As for gnomeExtensions.system-monitor-2, I doubt it is included. So it was badly packaged?
Is there a way I can live-fix it while declaring its installation in configuration.nix?
We automatically package all extensions from https://extensions.gnome.org/ but the the official GNOME extensions packaged in gnome-shell-extensions package are bit of a special case since they are a part of a single project and are packaged together as such. We should either remove them from the list of automatically packaged extensions or make the attributes point to gnome.gnome-shell-extensions.
If you have both packages installed, there is probably a file conflict so Nix chooses the file it ¿sees first?
Since it is automatically packaged, it is indeed packaged incorrectly. The system is not smart enough and will require a human intervention. @piegames I wonder how hard it would be to scan extensions for typelib includes and resolve that automatically. Then again there are external dependencies on programs installed to PATH, which would be much harder to catch.
GNOME Shell extensions installed through Nix should work. If they do not please open a bug in Nixpkgs issue tracker.
I really do not mean to criticize or anything. I am just in the dark because Nix and NixOS are so new to me.
For example, I’ve read this blog post (hoping it is still relevant), and I am wondering if HomeManager would be a recommended tool to use, or if I should continue with users.users.*.packages in the main configuration… So much to discover!
Anyway, all you explained seems very sensible to me I’ll try and create issues in the Nixpkgs tracker when I see problems. It’s on GitHub, isn’t it?
Yes, that blog post still applies (though you need to replace gnome3 by gnome in package names and NixOS options).
I think the only reason Home manager is not officially recomended is because it is still a third party project. It is pretty nice for managing the GNOME configuration and what I personally use. But you can as well achieve that with plain NixOS configuration, which I did previously.
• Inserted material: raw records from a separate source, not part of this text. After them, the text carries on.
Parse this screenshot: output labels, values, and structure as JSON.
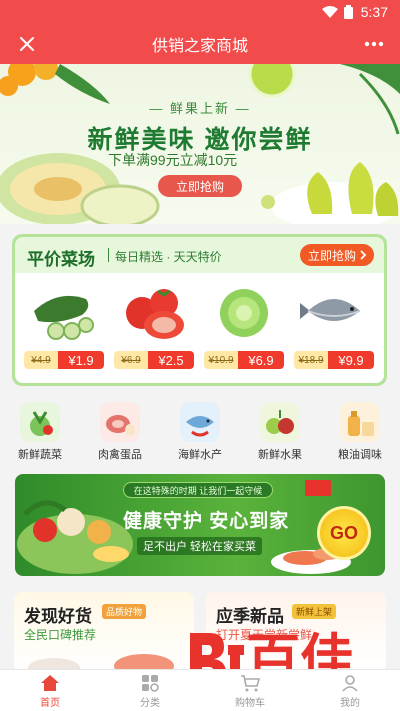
{
  "status": {
    "time": "5:37"
  },
  "appbar": {
    "title": "供销之家商城"
  },
  "banner": {
    "tag": "— 鲜果上新 —",
    "headline": "新鲜美味 邀你尝鲜",
    "subline": "下单满99元立减10元",
    "button": "立即抢购"
  },
  "pingjia": {
    "title": "平价菜场",
    "subtitle": "每日精选 · 天天特价",
    "button": "立即抢购",
    "products": [
      {
        "name": "cucumber",
        "old_price": "¥4.9",
        "price": "¥1.9"
      },
      {
        "name": "tomato",
        "old_price": "¥6.9",
        "price": "¥2.5"
      },
      {
        "name": "lettuce",
        "old_price": "¥10.9",
        "price": "¥6.9"
      },
      {
        "name": "fish",
        "old_price": "¥18.9",
        "price": "¥9.9"
      }
    ]
  },
  "categories": [
    {
      "label": "新鲜蔬菜",
      "color": "#7cc35a"
    },
    {
      "label": "肉禽蛋品",
      "color": "#e4736b"
    },
    {
      "label": "海鲜水产",
      "color": "#6ea8d8"
    },
    {
      "label": "新鲜水果",
      "color": "#9ccc4a"
    },
    {
      "label": "粮油调味",
      "color": "#f1b24a"
    }
  ],
  "promo": {
    "top_text": "在这特殊的时期 让我们一起守候",
    "slogan": "健康守护 安心到家",
    "note": "足不出户 轻松在家买菜",
    "go": "GO"
  },
  "cards": [
    {
      "title": "发现好货",
      "badge": "品质好物",
      "sub": "全民口碑推荐"
    },
    {
      "title": "应季新品",
      "badge": "新鲜上架",
      "sub": "打开夏天尝新尝鲜"
    }
  ],
  "watermark": {
    "text": "百佳"
  },
  "tabbar": [
    {
      "label": "首页",
      "icon": "home-icon"
    },
    {
      "label": "分类",
      "icon": "category-icon"
    },
    {
      "label": "购物车",
      "icon": "cart-icon"
    },
    {
      "label": "我的",
      "icon": "user-icon"
    }
  ],
  "colors": {
    "brand": "#f14b4b",
    "green": "#1f7a32",
    "price_red": "#f03a2b"
  }
}
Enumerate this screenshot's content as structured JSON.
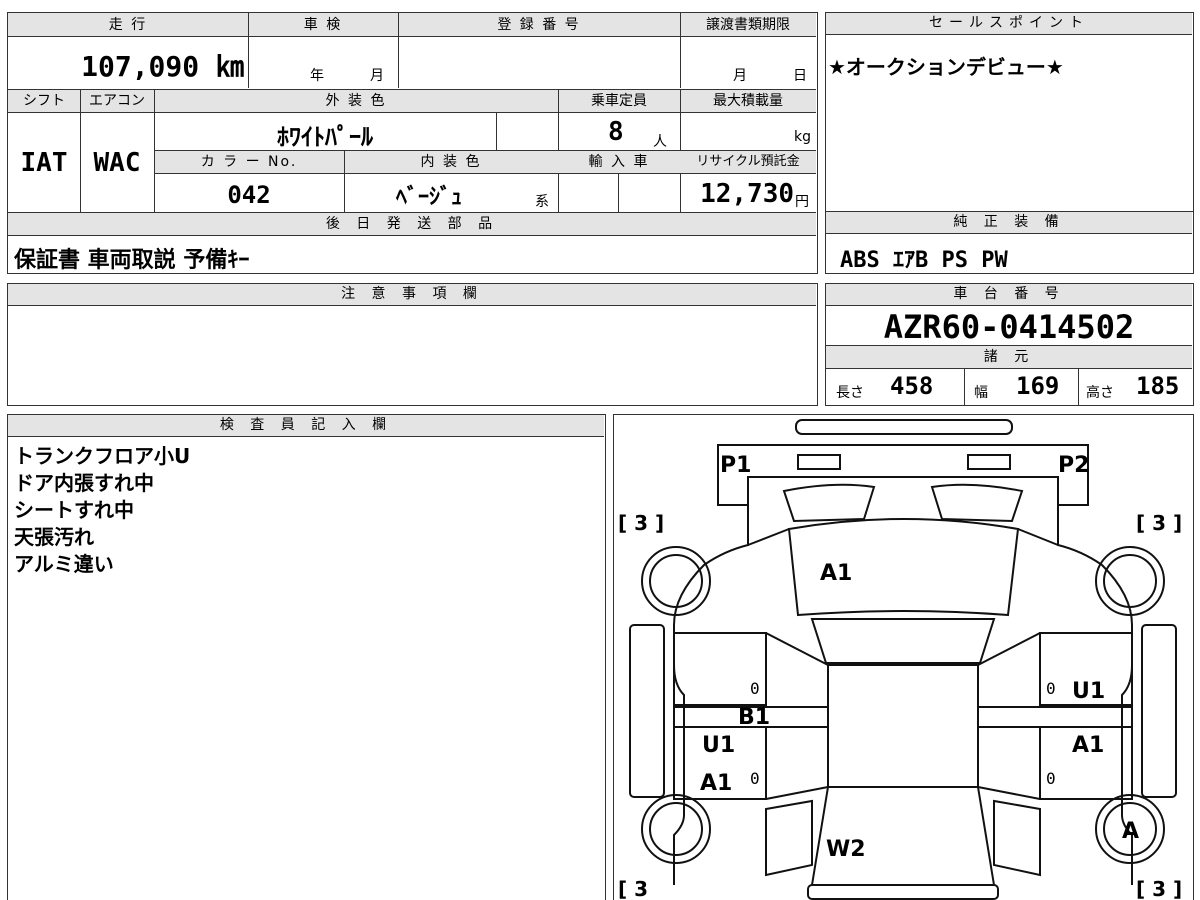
{
  "headers": {
    "mileage": "走 行",
    "inspection": "車 検",
    "registration": "登 録 番 号",
    "transfer_deadline": "譲渡書類期限",
    "sales_point": "セールスポイント",
    "shift": "シフト",
    "aircon": "エアコン",
    "exterior_color": "外 装 色",
    "capacity": "乗車定員",
    "max_load": "最大積載量",
    "color_no": "カ ラ ー No.",
    "interior_color": "内 装 色",
    "import": "輸 入 車",
    "recycle": "リサイクル預託金",
    "later_parts": "後 日 発 送 部 品",
    "genuine_equipment": "純 正 装 備",
    "notes": "注 意 事 項 欄",
    "chassis_no": "車 台 番 号",
    "specs": "諸 元",
    "inspector": "検 査 員 記 入 欄"
  },
  "values": {
    "mileage": "107,090 ㎞",
    "inspection_year": "年",
    "inspection_month": "月",
    "deadline_month": "月",
    "deadline_day": "日",
    "sales_point": "★オークションデビュー★",
    "shift": "IAT",
    "aircon": "WAC",
    "exterior_color": "ﾎﾜｲﾄﾊﾟｰﾙ",
    "capacity": "8",
    "capacity_unit": "人",
    "max_load_unit": "kg",
    "color_no": "042",
    "interior_color": "ﾍﾞｰｼﾞｭ",
    "interior_suffix": "系",
    "recycle": "12,730",
    "recycle_unit": "円",
    "later_parts": "保証書 車両取説 予備ｷｰ",
    "genuine_equipment": "ABS ｴｱB PS PW",
    "chassis_no": "AZR60-0414502",
    "length_label": "長さ",
    "length": "458",
    "width_label": "幅",
    "width": "169",
    "height_label": "高さ",
    "height": "185"
  },
  "inspector_notes": [
    "トランクフロア小U",
    "ドア内張すれ中",
    "シートすれ中",
    "天張汚れ",
    "アルミ違い"
  ],
  "diagram": {
    "p1": "P1",
    "p2": "P2",
    "tire_tl": "[ 3 ]",
    "tire_tr": "[ 3 ]",
    "tire_bl": "[ 3",
    "tire_br": "[ 3 ]",
    "roof": "A1",
    "left_door_top": "B1",
    "left_door_u": "U1",
    "left_door_a": "A1",
    "right_front_u": "U1",
    "right_rear_a": "A1",
    "tail": "W2",
    "rear_right_wheel": "A",
    "zero1": "0",
    "zero2": "0",
    "zero3": "0",
    "zero4": "0"
  }
}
The dconf solution of home-manager is nicer in that you do not need to re-login after switching to the new configuration for the settings change to apply and it is not ignored if you change the settings in the app. But it is more error prone since you are not manipulating GSettings system but the backing database store.